[t]he running of the period of limitations with respect to any cause of action in tort that may be brought by the victim of an alleged crime which arises out of the facts and circumstances relating to the commission of such alleged crime committed in this state shall be tolled from the date of the commission of the alleged crime or the act giving rise to such action in tort until the prosecution of such crime or act has become final or otherwise terminated, provided that such time does not exceed six years.

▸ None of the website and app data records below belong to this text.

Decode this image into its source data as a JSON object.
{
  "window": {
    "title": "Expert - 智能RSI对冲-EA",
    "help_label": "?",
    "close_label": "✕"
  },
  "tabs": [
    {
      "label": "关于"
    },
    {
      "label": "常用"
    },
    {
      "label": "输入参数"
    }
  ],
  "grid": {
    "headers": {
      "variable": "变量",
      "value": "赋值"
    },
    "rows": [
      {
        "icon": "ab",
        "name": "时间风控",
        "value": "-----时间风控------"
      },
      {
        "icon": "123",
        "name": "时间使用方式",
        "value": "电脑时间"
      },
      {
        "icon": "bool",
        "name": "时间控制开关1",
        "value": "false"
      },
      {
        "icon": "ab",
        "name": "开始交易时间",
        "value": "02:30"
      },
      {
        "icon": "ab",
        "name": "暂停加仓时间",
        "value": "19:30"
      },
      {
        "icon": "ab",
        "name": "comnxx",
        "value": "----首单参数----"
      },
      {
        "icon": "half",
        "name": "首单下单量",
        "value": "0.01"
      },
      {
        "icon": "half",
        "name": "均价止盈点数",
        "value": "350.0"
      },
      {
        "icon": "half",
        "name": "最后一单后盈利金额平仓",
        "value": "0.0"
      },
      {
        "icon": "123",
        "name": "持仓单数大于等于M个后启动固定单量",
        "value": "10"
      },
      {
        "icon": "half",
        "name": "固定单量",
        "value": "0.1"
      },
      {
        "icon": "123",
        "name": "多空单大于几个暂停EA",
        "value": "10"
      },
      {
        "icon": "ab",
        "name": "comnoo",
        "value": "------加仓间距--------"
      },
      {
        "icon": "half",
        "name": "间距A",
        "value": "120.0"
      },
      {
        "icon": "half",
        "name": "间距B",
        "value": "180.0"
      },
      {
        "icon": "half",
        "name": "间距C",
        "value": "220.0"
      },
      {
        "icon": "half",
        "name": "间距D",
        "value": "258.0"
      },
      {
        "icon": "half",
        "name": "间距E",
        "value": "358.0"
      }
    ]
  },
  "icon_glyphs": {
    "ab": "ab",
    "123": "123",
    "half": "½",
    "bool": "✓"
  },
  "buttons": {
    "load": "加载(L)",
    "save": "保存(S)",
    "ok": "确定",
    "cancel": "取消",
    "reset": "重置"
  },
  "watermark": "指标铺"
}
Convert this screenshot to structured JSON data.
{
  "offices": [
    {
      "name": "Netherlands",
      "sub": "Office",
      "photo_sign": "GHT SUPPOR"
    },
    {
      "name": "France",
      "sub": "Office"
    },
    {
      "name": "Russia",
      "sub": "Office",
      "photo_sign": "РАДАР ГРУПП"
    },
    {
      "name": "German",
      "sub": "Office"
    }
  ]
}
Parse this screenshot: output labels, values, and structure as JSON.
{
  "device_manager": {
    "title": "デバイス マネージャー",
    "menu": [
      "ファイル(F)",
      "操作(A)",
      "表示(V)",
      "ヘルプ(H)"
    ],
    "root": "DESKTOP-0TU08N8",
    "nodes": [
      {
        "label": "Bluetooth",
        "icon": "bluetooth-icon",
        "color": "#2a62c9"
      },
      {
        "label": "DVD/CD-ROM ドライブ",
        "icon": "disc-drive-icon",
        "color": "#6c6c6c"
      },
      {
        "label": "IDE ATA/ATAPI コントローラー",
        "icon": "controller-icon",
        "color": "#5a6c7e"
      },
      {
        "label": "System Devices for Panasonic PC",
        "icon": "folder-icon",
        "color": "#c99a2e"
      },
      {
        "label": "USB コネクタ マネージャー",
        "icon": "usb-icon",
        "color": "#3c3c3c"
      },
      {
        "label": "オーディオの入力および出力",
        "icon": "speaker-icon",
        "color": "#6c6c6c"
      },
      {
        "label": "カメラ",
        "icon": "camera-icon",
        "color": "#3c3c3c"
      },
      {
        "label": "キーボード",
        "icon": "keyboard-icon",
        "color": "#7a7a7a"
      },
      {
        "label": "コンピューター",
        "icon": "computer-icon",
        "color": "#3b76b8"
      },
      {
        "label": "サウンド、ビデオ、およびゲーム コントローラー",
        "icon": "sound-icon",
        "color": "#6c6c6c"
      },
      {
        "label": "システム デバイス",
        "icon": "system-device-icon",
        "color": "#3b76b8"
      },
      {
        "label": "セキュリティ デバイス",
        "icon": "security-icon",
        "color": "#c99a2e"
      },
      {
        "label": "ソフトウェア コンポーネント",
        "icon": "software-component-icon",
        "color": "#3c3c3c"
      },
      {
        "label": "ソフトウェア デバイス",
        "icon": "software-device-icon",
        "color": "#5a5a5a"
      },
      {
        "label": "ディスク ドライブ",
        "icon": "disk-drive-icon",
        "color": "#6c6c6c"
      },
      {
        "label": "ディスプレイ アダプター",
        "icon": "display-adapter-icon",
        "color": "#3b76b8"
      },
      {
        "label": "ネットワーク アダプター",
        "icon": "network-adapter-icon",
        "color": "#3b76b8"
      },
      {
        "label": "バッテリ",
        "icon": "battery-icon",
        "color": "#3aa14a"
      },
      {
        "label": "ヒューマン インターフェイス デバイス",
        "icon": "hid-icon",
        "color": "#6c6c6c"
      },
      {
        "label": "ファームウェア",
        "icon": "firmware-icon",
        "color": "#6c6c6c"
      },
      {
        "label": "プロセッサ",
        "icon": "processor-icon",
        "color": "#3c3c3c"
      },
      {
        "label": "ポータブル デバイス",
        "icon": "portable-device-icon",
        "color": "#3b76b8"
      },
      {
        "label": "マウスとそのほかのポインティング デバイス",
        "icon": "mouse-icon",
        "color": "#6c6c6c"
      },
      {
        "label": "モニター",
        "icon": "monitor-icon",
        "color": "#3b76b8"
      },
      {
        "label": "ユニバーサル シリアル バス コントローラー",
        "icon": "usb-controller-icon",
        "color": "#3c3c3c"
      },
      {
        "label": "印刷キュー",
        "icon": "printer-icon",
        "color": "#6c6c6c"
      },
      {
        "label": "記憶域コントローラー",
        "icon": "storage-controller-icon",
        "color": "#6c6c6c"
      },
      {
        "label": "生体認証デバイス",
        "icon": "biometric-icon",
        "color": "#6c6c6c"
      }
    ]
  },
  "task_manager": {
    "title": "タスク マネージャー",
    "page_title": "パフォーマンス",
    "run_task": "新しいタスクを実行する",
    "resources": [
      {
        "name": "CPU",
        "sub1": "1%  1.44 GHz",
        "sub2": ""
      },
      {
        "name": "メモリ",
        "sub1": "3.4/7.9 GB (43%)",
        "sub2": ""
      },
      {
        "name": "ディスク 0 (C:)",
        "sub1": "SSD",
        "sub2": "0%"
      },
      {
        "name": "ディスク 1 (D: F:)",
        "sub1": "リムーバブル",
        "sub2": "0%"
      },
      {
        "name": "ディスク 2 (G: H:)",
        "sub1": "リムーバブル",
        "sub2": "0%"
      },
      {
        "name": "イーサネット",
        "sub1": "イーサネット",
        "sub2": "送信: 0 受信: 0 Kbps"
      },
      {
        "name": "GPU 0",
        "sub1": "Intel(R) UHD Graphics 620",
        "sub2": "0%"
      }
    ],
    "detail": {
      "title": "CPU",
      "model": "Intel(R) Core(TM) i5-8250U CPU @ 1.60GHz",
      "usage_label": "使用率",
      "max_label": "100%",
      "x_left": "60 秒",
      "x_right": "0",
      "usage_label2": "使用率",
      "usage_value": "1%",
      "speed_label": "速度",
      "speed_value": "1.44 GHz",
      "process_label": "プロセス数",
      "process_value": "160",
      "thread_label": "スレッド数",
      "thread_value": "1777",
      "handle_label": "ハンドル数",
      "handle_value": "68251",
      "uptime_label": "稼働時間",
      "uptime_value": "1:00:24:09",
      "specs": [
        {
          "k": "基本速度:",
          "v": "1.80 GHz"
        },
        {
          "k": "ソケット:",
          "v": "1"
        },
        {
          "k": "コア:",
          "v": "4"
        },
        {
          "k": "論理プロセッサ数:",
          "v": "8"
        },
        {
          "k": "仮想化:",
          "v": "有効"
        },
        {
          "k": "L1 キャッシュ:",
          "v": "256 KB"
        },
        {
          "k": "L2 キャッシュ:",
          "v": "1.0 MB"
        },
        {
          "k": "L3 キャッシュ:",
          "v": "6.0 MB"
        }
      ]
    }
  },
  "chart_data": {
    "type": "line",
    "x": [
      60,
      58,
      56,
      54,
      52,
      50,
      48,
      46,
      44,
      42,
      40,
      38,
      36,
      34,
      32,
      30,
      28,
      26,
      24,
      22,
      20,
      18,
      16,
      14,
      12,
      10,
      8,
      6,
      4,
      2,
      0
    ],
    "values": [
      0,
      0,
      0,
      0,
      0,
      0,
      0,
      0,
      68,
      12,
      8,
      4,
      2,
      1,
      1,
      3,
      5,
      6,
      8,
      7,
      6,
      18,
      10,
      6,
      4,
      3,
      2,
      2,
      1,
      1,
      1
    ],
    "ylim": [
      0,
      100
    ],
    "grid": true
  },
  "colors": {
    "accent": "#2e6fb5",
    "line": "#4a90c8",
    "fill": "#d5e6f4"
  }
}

In Beneke v. Parker, 293 Ga.App. 186 (667 S.E.2d 97) (2008), the Court of Appeals affirmed the denial of summary judgment, but vacated the portion of the trial court’s order ruling that Beneke had committed a “crime” as a matter of law so as to bring OCGA § 9-3-99 into play, holding that this question must be resolved by a jury. See Beneke, supra at 189-190(1). We granted certiorari to consider whether the Court of Appeals erred in holding that a “crime” within the context of OCGA § 9-3-99 must be a “crime” that satisfies the definition set forth in OCGA § 16-2-1(a),N1i.e., one that involves criminal intent or criminal negligence. For the reasons that follow, we hold that it did so err.
FN1. OCGA § 16-2-1(a) provides that “[a] ‘crime’ is a violation of a statute of this state in which there is a joint operation of an act or omission to act and intention or criminal negligence.”
[T]he fundamental rules of statutory construction … require us to construe a statute according to its terms, to give words their plain and ordinary meaning, and to avoid a construction that makes some language mere surplusage. [Cits.] At the same time, we must seek to effectuate the intent of the legislature. [Cit.]
Slakman v. Continental Casualty Co., 277 Ga. 189, 191 (587 S.E.2d 24) (2003). A violation of one of the Uniform Rules of the Road, such as the rule that a driver must not follow another vehicle too closely, is a misdemeanor, OCGA § 40-6-1(a), and a misdemeanor is “any crime other than a felony.” (Emphasis supplied.) OCGA § 16-1-3(9). Thus, the plain language of OCGA § 9-3-99 would encompass a violation of a Uniform Rule of the Road. To impose a more stringent definition of “crime” within the context of the statute would render superfluous its language that the statute of limitation is tolled from the date of the alleged crime “or the act giving rise to such action in tort” until the prosecution or other termination of such crime “or act.”
2 The Court of Appeals properly affirmed the denial of summary judgment to Beneke. However, no factual determination need be made as to whether Beneke acted with criminal intent or criminal negligence, i.e., whether his violation of OCGA § 40-6-49 constituted a crime as defined in OCGA § 16-2-1(a), in order to apply OCGA § 9-3-99 here. We thus reverse the portion of the Court of Appeals opinion holding otherwise. Like the Court of Appeals, we recognize that our holding in this case will have a significant impact on personal injury actions arising out of vehicle accidents by tolling the statute of limitation in those situations where a traffic citation is issued. See Beneke, supra, 293 Ga.App. at 191. Nonetheless, we are constrained by the language of the statute to reach this result. If the Legislature had intended to limit the application of OCGA § 9-3-99 to tort actions arising from only certain types of crimes, e.g., felonies or specific intent crimes, it certainly could have done so. It did not, and any undesirable result is a matter properly addressed by the General Assembly rather than the courts.
Judgment affirmed in part and reversed in part.
All the Justices concur